Website and app data records.
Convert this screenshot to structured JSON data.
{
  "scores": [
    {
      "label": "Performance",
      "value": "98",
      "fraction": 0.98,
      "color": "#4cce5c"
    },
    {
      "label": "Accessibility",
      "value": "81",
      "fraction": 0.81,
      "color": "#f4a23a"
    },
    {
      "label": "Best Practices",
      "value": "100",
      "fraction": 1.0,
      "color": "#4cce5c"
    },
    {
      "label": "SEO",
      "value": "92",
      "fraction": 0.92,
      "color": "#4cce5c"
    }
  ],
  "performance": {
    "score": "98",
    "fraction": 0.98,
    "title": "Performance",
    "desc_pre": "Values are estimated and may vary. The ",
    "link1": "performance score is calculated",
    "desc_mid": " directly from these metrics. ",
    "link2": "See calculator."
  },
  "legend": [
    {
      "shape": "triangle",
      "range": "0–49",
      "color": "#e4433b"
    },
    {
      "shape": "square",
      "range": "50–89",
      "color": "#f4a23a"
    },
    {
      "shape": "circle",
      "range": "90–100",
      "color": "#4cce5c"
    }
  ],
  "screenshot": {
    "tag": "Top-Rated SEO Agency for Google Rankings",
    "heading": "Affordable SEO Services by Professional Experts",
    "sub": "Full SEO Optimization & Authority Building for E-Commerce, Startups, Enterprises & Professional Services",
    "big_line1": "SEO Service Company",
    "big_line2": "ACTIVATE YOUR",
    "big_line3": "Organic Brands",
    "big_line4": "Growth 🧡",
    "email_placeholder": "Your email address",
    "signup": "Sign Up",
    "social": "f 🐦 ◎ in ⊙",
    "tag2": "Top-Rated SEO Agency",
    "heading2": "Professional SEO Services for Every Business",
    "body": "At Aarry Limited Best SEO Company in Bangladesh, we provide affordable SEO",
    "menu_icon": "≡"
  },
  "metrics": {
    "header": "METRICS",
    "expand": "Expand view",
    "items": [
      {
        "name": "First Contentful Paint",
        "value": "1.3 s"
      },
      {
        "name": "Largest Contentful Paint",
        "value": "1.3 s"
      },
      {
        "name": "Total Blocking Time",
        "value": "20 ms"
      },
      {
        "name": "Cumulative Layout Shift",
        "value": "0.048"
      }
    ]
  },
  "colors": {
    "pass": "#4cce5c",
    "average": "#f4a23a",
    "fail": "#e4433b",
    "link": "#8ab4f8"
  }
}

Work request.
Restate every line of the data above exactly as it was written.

Response for this exercise.
Convert this screenshot to structured JSON data.
{
  "scores": [
    {
      "label": "Performance",
      "value": "98",
      "fraction": 0.98,
      "color": "#4cce5c"
    },
    {
      "label": "Accessibility",
      "value": "81",
      "fraction": 0.81,
      "color": "#f4a23a"
    },
    {
      "label": "Best Practices",
      "value": "100",
      "fraction": 1.0,
      "color": "#4cce5c"
    },
    {
      "label": "SEO",
      "value": "92",
      "fraction": 0.92,
      "color": "#4cce5c"
    }
  ],
  "performance": {
    "score": "98",
    "fraction": 0.98,
    "title": "Performance",
    "desc_pre": "Values are estimated and may vary. The ",
    "link1": "performance score is calculated",
    "desc_mid": " directly from these metrics. ",
    "link2": "See calculator."
  },
  "legend": [
    {
      "shape": "triangle",
      "range": "0–49",
      "color": "#e4433b"
    },
    {
      "shape": "square",
      "range": "50–89",
      "color": "#f4a23a"
    },
    {
      "shape": "circle",
      "range": "90–100",
      "color": "#4cce5c"
    }
  ],
  "screenshot": {
    "tag": "Top-Rated SEO Agency for Google Rankings",
    "heading": "Affordable SEO Services by Professional Experts",
    "sub": "Full SEO Optimization & Authority Building for E-Commerce, Startups, Enterprises & Professional Services",
    "big_line1": "SEO Service Company",
    "big_line2": "ACTIVATE YOUR",
    "big_line3": "Organic Brands",
    "big_line4": "Growth 🧡",
    "email_placeholder": "Your email address",
    "signup": "Sign Up",
    "social": "f 🐦 ◎ in ⊙",
    "tag2": "Top-Rated SEO Agency",
    "heading2": "Professional SEO Services for Every Business",
    "body": "At Aarry Limited Best SEO Company in Bangladesh, we provide affordable SEO",
    "menu_icon": "≡"
  },
  "metrics": {
    "header": "METRICS",
    "expand": "Expand view",
    "items": [
      {
        "name": "First Contentful Paint",
        "value": "1.3 s"
      },
      {
        "name": "Largest Contentful Paint",
        "value": "1.3 s"
      },
      {
        "name": "Total Blocking Time",
        "value": "20 ms"
      },
      {
        "name": "Cumulative Layout Shift",
        "value": "0.048"
      }
    ]
  },
  "colors": {
    "pass": "#4cce5c",
    "average": "#f4a23a",
    "fail": "#e4433b",
    "link": "#8ab4f8"
  }
}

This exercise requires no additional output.